Wilbur Scoville, a pharmacologist, invented the Scoville scale in 1912 to measure the pungency of peppers and chillies, generally related to their capsaicin content. To establish a chilli pepper’s rating, Scoville would prepare it in a solution, which was then tested by five people. He increased its dilution until the sensation of heat disappeared. The score on the scale represents the level of dilution required for the sensation of heat to disappear completely.
Emulsions have long since been one of our favourite kinds of food. They are a blend of two liquids that would normally not mix together. Two great classics of our culinary heritage illustrate this perfectly.
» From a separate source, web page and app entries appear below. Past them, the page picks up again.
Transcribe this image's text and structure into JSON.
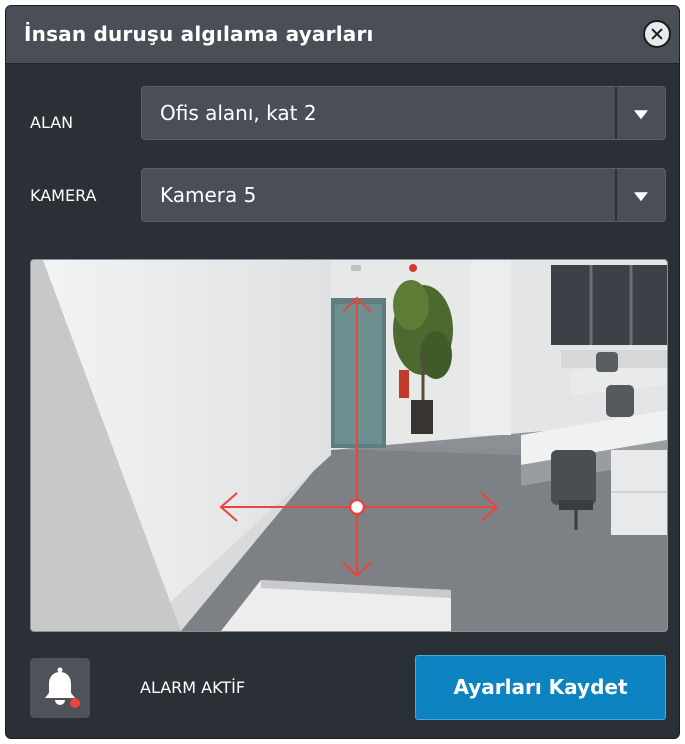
{
  "dialog": {
    "title": "İnsan duruşu algılama ayarları",
    "close_icon": "close-icon"
  },
  "fields": {
    "area": {
      "label": "ALAN",
      "value": "Ofis alanı, kat 2",
      "arrow_icon": "chevron-down-icon"
    },
    "camera": {
      "label": "KAMERA",
      "value": "Kamera 5",
      "arrow_icon": "chevron-down-icon"
    }
  },
  "camera_view": {
    "overlay": "move-crosshair",
    "overlay_color": "#e8453c"
  },
  "footer": {
    "alarm_icon": "bell-icon",
    "alarm_status_color": "#e8453c",
    "alarm_label": "ALARM AKTİF",
    "save_label": "Ayarları Kaydet"
  },
  "colors": {
    "background": "#2b2f36",
    "header": "#4a4e57",
    "accent": "#0d83c1"
  }
}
Milk has been part of a symbiotic relationship between humans and animals spanning thousands of years. Consumption of milk is closely linked to domestication and has enabled humans to create a wide range of consumer products in all sorts of regional variations across the world.